U.S. Magistrate Judge Elizabeth Laporte is set to retire in October 2019. Laporte, who first took the bench in 1998 and served as the Northern District of California’s chief magistrate judge from 2013 to 2015, helped shape patent and IP case law and advanced the court’s e-discovery procedures.
“I have been privileged to serve for 21 years on this Court, where I could not have asked for better colleagues,” Laporte said in a statement on the court’s website announcing her retirement plans. “The judges have generously mentored me and modeled their dedication to serving justice throughout my time on the bench.”
Laporte called the Northern District the “national leader in its use of magistrate judges, who carry the highest civil caseload in the federal system with consent of the parties.”
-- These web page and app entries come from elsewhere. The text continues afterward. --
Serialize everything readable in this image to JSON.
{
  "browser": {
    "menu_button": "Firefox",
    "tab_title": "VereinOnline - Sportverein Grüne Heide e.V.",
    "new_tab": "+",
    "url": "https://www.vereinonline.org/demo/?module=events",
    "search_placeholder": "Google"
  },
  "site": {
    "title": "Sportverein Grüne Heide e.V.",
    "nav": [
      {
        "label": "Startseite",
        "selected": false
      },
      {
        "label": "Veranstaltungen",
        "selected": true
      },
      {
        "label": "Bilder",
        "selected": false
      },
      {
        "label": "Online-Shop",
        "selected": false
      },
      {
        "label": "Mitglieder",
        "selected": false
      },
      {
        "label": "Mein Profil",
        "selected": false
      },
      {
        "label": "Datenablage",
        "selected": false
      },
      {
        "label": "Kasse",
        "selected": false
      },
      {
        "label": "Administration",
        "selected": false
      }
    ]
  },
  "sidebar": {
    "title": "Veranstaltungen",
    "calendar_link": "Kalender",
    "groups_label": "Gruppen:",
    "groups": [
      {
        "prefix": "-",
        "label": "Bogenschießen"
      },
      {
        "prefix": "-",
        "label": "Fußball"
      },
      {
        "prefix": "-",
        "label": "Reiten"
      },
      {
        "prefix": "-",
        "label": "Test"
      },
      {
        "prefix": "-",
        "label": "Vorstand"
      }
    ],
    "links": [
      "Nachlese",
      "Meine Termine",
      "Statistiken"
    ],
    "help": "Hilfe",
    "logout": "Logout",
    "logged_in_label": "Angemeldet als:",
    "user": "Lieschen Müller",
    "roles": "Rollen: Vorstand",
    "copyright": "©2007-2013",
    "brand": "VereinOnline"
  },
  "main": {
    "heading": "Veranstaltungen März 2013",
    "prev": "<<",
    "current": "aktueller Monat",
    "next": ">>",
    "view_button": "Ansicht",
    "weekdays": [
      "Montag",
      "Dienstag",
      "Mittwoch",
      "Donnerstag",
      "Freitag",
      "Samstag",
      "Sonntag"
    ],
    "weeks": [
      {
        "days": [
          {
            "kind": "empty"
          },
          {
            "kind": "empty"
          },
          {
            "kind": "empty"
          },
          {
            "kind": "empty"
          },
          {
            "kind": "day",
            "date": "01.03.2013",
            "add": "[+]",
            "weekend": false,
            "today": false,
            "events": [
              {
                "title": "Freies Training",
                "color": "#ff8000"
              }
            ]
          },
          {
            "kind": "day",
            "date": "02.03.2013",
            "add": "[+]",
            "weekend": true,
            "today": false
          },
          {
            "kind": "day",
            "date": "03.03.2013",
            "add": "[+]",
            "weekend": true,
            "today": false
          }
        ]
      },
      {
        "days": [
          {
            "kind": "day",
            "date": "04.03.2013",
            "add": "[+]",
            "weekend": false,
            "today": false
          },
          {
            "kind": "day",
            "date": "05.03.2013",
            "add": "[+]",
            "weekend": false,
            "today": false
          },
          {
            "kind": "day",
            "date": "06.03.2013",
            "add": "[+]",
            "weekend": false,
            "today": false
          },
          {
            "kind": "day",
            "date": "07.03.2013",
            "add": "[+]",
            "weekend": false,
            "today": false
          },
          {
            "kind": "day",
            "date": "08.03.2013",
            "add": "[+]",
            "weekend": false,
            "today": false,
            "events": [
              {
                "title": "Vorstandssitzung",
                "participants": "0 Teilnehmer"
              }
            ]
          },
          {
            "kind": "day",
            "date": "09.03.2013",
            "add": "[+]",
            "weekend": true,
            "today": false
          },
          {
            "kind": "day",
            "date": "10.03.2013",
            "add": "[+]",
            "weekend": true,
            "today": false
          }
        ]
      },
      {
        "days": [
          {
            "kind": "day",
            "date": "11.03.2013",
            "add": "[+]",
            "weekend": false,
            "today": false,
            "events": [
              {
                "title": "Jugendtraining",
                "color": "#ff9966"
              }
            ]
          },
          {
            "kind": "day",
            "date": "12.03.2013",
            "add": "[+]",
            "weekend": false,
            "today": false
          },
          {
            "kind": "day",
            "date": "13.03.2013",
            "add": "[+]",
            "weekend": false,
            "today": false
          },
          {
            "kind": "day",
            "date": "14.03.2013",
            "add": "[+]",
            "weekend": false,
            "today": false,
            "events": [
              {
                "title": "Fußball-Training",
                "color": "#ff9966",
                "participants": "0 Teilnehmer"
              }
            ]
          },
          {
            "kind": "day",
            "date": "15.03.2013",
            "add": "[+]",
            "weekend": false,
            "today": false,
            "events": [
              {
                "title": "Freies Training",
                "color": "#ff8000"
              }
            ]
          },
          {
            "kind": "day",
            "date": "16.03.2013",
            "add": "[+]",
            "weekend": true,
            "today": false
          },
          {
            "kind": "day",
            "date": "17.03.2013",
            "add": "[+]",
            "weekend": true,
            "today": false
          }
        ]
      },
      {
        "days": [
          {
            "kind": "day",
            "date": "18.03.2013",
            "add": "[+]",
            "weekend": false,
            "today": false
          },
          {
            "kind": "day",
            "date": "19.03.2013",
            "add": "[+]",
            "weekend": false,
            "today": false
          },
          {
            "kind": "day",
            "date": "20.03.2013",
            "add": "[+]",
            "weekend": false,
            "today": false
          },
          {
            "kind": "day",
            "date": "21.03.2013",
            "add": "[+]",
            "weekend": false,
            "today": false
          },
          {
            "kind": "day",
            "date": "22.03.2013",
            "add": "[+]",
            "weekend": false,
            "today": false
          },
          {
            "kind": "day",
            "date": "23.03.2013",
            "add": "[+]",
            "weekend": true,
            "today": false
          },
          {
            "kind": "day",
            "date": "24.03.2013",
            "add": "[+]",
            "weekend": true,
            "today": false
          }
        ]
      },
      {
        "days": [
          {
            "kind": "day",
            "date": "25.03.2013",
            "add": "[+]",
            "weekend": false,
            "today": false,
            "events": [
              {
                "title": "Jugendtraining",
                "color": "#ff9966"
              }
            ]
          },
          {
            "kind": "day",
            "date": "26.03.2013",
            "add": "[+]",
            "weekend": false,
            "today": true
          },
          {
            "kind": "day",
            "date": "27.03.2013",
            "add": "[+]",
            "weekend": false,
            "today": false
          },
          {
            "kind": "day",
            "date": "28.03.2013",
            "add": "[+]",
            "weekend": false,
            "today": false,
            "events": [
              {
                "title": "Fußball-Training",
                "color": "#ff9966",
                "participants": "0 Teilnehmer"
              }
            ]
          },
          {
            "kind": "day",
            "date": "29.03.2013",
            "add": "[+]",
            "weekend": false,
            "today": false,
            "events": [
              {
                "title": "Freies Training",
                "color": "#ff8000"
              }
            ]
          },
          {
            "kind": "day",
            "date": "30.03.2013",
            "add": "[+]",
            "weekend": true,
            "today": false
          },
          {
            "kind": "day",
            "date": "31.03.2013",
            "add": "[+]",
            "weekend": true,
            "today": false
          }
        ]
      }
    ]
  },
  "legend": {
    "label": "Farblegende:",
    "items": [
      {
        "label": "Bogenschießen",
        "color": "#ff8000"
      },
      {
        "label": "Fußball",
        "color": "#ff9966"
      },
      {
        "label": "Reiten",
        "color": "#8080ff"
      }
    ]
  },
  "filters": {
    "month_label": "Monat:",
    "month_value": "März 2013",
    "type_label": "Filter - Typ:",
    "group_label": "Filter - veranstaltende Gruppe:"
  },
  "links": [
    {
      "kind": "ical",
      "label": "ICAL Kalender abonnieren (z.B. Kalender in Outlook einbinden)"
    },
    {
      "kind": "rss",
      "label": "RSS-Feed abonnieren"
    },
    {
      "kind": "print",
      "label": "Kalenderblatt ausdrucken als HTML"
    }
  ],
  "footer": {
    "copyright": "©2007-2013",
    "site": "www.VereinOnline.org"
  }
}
“I cannot thank the judges and the staff enough. I am also honored to be part of the outstanding legal community that practices before our Court,” she said.
Laporte, a Princeton University and Yale Law School alumna, served as an administrative law judge for the California Department of Insurance and chief of special litigation for the San Francisco City Attorney’s Office prior to taking the federal bench. Laporte also clerked for U.S. District Judge Marilyn Hall Patel of the Northern District and was a policy planner and economist at the Federal Trade Commission.
Laporte is among the leading legal thinkers on e-discovery issues in the district and nationwide. The judge served as a judicial observer for the Sedona Conference Working Group on Electronic Document Retention and was a member of the Federal Circuit’s Bench & Bar E-Discovery Committee. Last year, she co-chaired the Federal Judicial Center and Electronic Discovery Institute’s Judicial Training Program. For her efforts, she earned the Judicial Leadership Award from the Electronic Discovery Institute in 2015.
Four years ago, she launched the Northern District’s Women Attorneys Advocacy Project, which seeks to promote gender equity in the legal community.
Laporte will leave big shoes to fill, said Northern District Chief Judge Phyllis. Hamilton in a statement. “Among other things, she has provided a huge contribution in her handling of patent and other IP cases and has led the court in its development of our ESI (e-discovery) procedures,” she said. “Magistrate Judge Laporte, moreover, is one of the reasons that magistrate judges in our District perform such a wide variety of judicial work and handle so many consent cases. She will be missed, but she leaves the Court in a better place because of her commitment to our mission and to the overall goal of excellence in the administration of justice.”
To fill her vacancy, the court will request appointment approval from the Administrative Office of the U.S. Courts.